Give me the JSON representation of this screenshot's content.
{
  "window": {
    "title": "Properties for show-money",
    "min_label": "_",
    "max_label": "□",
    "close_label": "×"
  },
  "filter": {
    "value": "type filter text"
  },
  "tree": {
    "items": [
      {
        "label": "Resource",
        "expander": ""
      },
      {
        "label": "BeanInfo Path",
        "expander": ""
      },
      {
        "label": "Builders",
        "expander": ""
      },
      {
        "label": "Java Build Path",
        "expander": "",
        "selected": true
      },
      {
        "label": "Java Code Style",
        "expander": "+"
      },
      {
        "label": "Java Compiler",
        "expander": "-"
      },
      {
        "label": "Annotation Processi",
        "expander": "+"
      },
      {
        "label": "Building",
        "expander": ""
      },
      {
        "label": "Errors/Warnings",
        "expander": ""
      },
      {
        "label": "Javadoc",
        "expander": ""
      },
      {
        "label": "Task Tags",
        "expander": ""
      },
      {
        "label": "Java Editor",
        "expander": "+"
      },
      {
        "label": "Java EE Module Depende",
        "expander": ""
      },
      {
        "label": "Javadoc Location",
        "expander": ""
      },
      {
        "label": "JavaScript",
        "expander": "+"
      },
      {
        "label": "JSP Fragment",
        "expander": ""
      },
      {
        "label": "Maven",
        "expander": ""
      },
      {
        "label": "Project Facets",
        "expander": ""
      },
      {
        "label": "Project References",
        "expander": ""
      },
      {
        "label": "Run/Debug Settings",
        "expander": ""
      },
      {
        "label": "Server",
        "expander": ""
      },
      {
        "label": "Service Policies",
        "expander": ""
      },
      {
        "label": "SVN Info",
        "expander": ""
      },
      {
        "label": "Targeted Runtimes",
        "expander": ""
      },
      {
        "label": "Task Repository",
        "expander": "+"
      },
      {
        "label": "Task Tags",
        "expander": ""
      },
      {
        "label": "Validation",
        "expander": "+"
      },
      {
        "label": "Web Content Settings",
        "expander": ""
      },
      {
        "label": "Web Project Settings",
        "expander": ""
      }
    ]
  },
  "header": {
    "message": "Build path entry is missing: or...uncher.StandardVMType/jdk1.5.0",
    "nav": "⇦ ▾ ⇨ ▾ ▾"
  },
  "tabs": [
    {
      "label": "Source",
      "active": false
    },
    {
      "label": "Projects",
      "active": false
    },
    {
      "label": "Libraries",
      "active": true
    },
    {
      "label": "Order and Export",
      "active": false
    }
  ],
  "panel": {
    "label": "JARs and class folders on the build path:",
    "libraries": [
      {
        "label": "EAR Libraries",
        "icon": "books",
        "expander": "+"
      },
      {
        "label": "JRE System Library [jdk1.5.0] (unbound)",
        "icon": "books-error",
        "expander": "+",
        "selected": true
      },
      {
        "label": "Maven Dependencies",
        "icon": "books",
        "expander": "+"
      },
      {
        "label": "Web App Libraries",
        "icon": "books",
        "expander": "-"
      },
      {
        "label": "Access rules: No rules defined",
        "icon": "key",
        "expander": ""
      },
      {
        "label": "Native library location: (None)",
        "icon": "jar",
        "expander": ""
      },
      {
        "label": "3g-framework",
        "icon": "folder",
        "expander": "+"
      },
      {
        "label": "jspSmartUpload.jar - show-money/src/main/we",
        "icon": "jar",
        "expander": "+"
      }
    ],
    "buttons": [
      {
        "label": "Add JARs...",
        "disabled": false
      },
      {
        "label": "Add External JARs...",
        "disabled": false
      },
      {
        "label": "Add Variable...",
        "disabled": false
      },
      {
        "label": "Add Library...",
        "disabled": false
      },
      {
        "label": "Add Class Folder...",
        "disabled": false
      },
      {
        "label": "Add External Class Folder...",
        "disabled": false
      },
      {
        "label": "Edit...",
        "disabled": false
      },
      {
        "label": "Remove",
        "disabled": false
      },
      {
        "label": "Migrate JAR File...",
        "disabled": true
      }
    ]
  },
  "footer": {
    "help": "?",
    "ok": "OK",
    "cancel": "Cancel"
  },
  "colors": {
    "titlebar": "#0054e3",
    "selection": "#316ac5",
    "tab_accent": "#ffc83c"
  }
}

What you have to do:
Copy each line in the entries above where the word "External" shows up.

Response to the task:
        "label": "Add External JARs...",
        "label": "Add External Class Folder...",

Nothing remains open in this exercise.